Kitty looked at the girl and laughed.
“Injun talk hard,” she said. “Babby spik Injun, eh?”
“Yes, will you teach me? Now, what do you call this skin?”
“Mu-ka-lip-we-u,” was the reply.
“And what is the name of that sinew-thread?”
Jean repeated these words, and so well did she speak them that Kitty was much pleased.
“Babby learn queek,” she encouraged. “Babby spik all sam’ Injun bimeby.”
“I am going to learn Indian,” Jean declared, “and I want you to tell me the names of many things.”
The studying of the Maliseet language was a new pleasure to Jean, and she made excellent progress. She asked the names of various things about the camp, and in a few days she had stored up in her mind quite a stock of words. She now spoke of the fire as “skwut,” firewood as “Skwut-o-e-to’tch,” the mouth as “hu-ton,” eyes as “u-si-suk,” hair as “pi-es.” There was no end to the words she learned, and both Sam and Kitty vied with each other in teaching her.
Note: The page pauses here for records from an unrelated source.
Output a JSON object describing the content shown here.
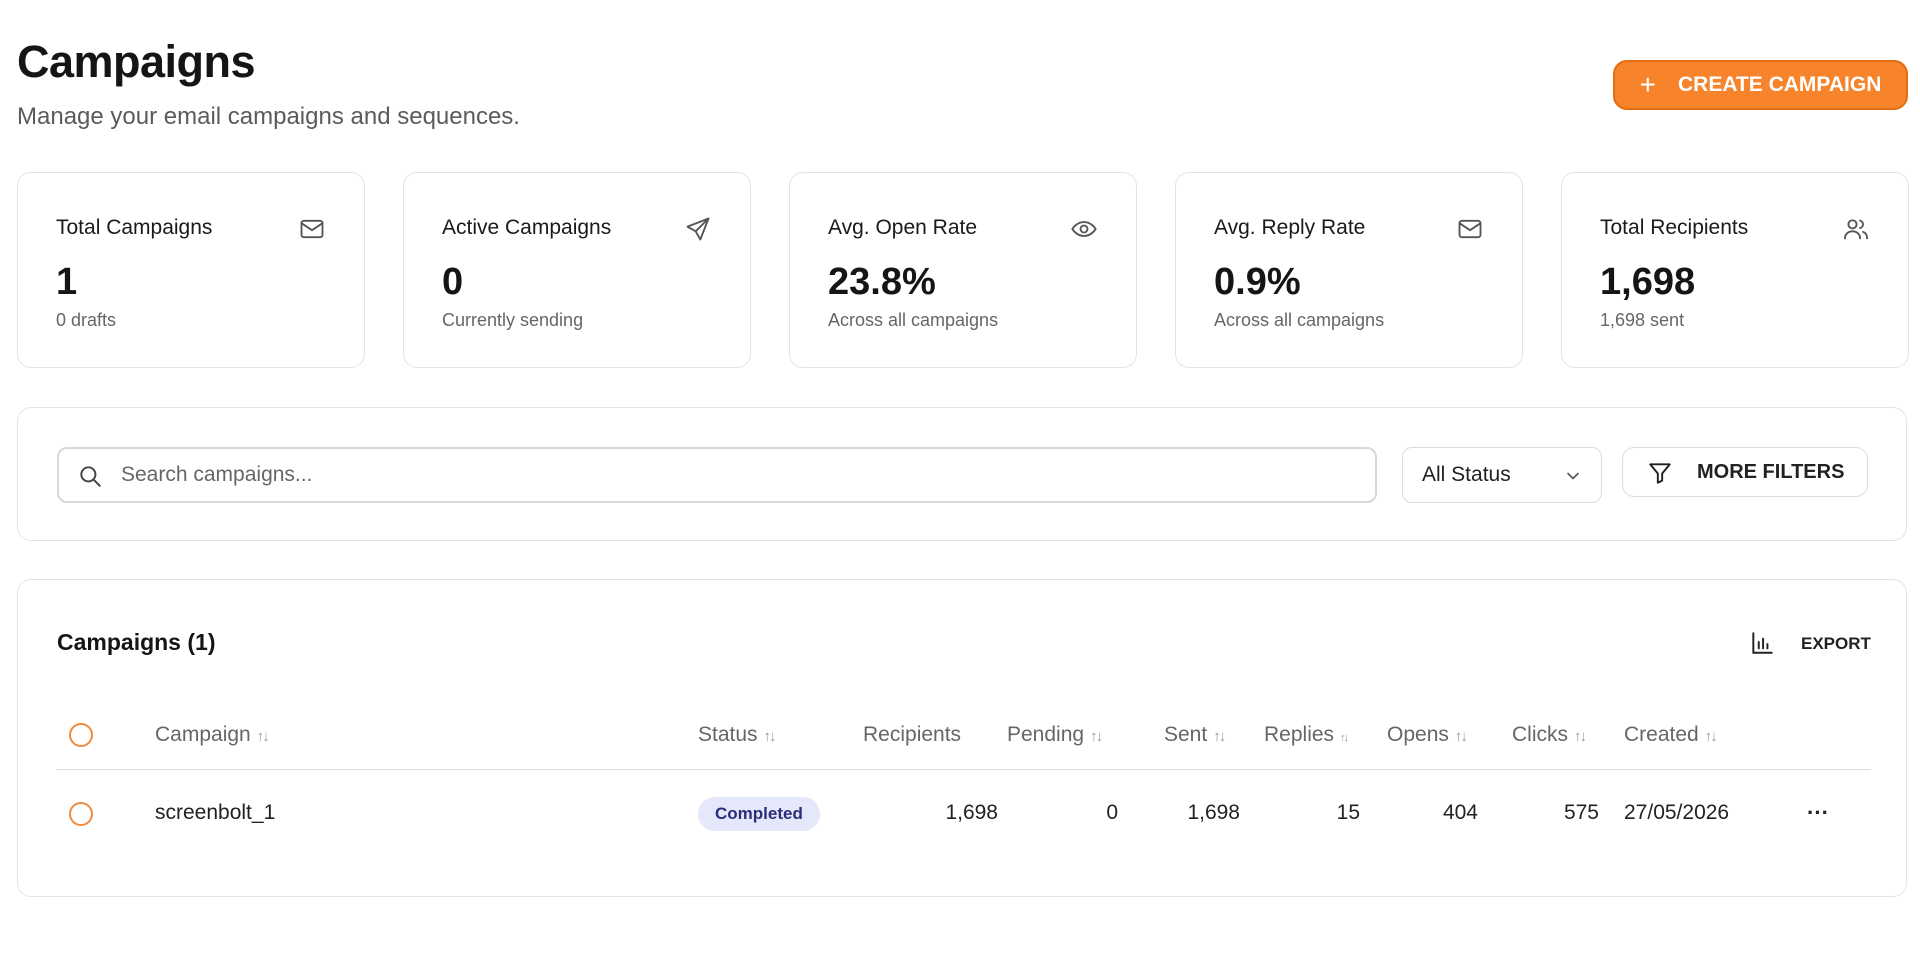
{
  "header": {
    "title": "Campaigns",
    "subtitle": "Manage your email campaigns and sequences.",
    "create_button": {
      "icon": "plus-icon",
      "label": "CREATE CAMPAIGN"
    }
  },
  "stats": [
    {
      "label": "Total Campaigns",
      "value": "1",
      "sub": "0 drafts",
      "icon": "mail-icon"
    },
    {
      "label": "Active Campaigns",
      "value": "0",
      "sub": "Currently sending",
      "icon": "send-icon"
    },
    {
      "label": "Avg. Open Rate",
      "value": "23.8%",
      "sub": "Across all campaigns",
      "icon": "eye-icon"
    },
    {
      "label": "Avg. Reply Rate",
      "value": "0.9%",
      "sub": "Across all campaigns",
      "icon": "mail-icon"
    },
    {
      "label": "Total Recipients",
      "value": "1,698",
      "sub": "1,698 sent",
      "icon": "users-icon"
    }
  ],
  "filters": {
    "search_placeholder": "Search campaigns...",
    "status_value": "All Status",
    "more_filters_label": "MORE FILTERS"
  },
  "table": {
    "title": "Campaigns (1)",
    "export_label": "EXPORT",
    "columns": {
      "campaign": "Campaign",
      "status": "Status",
      "recipients": "Recipients",
      "pending": "Pending",
      "sent": "Sent",
      "replies": "Replies",
      "opens": "Opens",
      "clicks": "Clicks",
      "created": "Created"
    },
    "sort_glyph": "↑↓",
    "rows": [
      {
        "campaign": "screenbolt_1",
        "status": "Completed",
        "recipients": "1,698",
        "pending": "0",
        "sent": "1,698",
        "replies": "15",
        "opens": "404",
        "clicks": "575",
        "created": "27/05/2026",
        "menu": "···"
      }
    ]
  },
  "colors": {
    "accent": "#f7842b",
    "badge_bg": "#e5e7fb",
    "badge_text": "#2a2f7a"
  }
}
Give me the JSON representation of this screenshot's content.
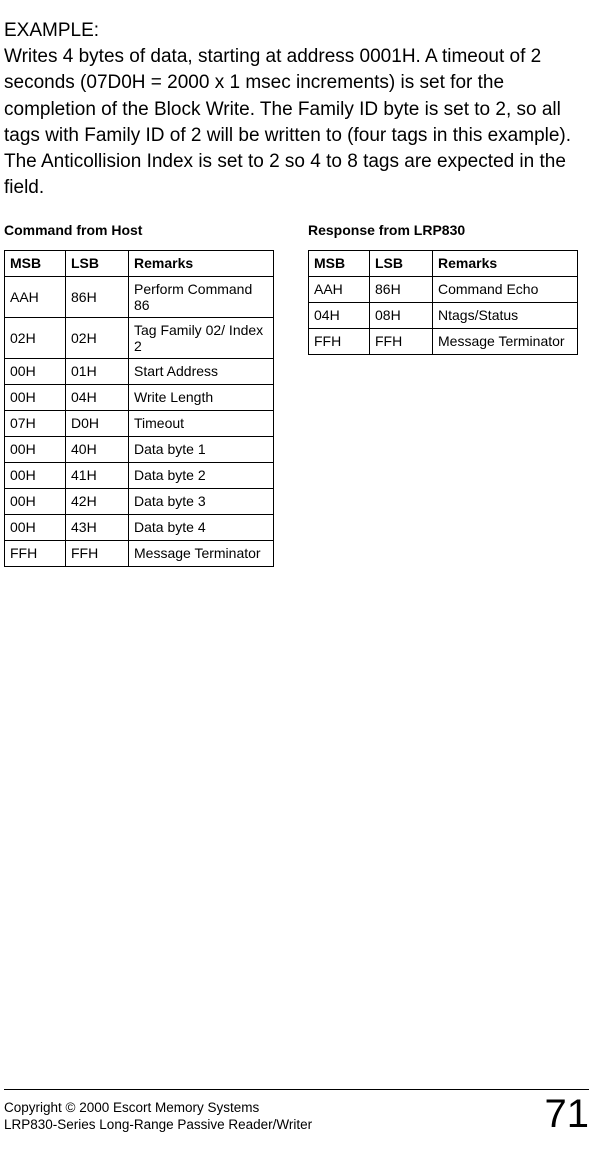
{
  "example_label": "EXAMPLE:",
  "body_text": "Writes 4 bytes of data, starting at address 0001H. A timeout of 2 seconds (07D0H = 2000 x 1 msec increments) is set for the completion of the Block Write.  The Family ID byte is set to 2, so all tags with Family ID of 2 will be written to (four tags in this example).  The Anticollision Index is set to 2 so 4 to 8 tags are expected in the field.",
  "left": {
    "title": "Command from Host",
    "headers": {
      "msb": "MSB",
      "lsb": "LSB",
      "rem": "Remarks"
    },
    "rows": [
      {
        "msb": "AAH",
        "lsb": "86H",
        "rem": "Perform Command 86"
      },
      {
        "msb": "02H",
        "lsb": "02H",
        "rem": "Tag Family 02/ Index 2"
      },
      {
        "msb": "00H",
        "lsb": "01H",
        "rem": "Start Address"
      },
      {
        "msb": "00H",
        "lsb": "04H",
        "rem": "Write Length"
      },
      {
        "msb": "07H",
        "lsb": "D0H",
        "rem": "Timeout"
      },
      {
        "msb": "00H",
        "lsb": "40H",
        "rem": "Data byte 1"
      },
      {
        "msb": "00H",
        "lsb": "41H",
        "rem": "Data byte 2"
      },
      {
        "msb": "00H",
        "lsb": "42H",
        "rem": "Data byte 3"
      },
      {
        "msb": "00H",
        "lsb": "43H",
        "rem": "Data byte 4"
      },
      {
        "msb": "FFH",
        "lsb": "FFH",
        "rem": "Message Terminator"
      }
    ]
  },
  "right": {
    "title": "Response from LRP830",
    "headers": {
      "msb": "MSB",
      "lsb": "LSB",
      "rem": "Remarks"
    },
    "rows": [
      {
        "msb": "AAH",
        "lsb": "86H",
        "rem": "Command Echo"
      },
      {
        "msb": "04H",
        "lsb": "08H",
        "rem": "Ntags/Status"
      },
      {
        "msb": "FFH",
        "lsb": "FFH",
        "rem": "Message Terminator"
      }
    ]
  },
  "footer": {
    "line1": "Copyright © 2000 Escort Memory Systems",
    "line2": "LRP830-Series Long-Range Passive Reader/Writer",
    "page": "71"
  }
}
When Sam brought in a rabbit he would hold it up and say “Ma-tu-kwes,” or if a partridge, “se-se-ka-ti-ke-es.” Then he would laugh as Jean tried to pronounce the words.
When the ice was firm enough to venture upon, Jean watched Sam as he cut a hole, dropped down a line, and brought forth a fine speckled trout. As the fish flopped about, he exclaimed, “Sko-tum! Sko-tum!”
One day he produced a piece of ash wood, and began to make the frames of a pair of snow-shoes.
“Ha-kum-mul,” he said.
“What is that?” Jean asked.
“Snow-shoes for babby. Long trip bimeby.”
“What! am I to use them?”
“A-ha-ha. When wast come.”
“What is wast?”
“Snow. Plenty bimeby.”
When Sam had finished the frames of the snow-shoes, Kitty set at once to work to weave the web of strips of dried caribou skin. Jean was even more interested in this than she had been in the making of her travelling-suit, and she was never tired of watching the woman’s skilful fingers as she fashioned the warp and woof upon the frames until the perfect webs were completed. What strong snow-shoes they were, and how graceful! Jean was anxious to try them, and longed for the snow to come.
But during this time of waiting Kitty began the training of the girl for the hard march overland. Every day she would take her into the woods for a walk. At first Jean was quite tired when she returned to the lodge, but ere long she was able to travel much farther, and came back fresh and unwearied. She understood the meaning of these trips, and enjoyed them. The harder she trained the more fitted she would be to contend with the difficulties which lay ahead. Her body thrilled with excitement,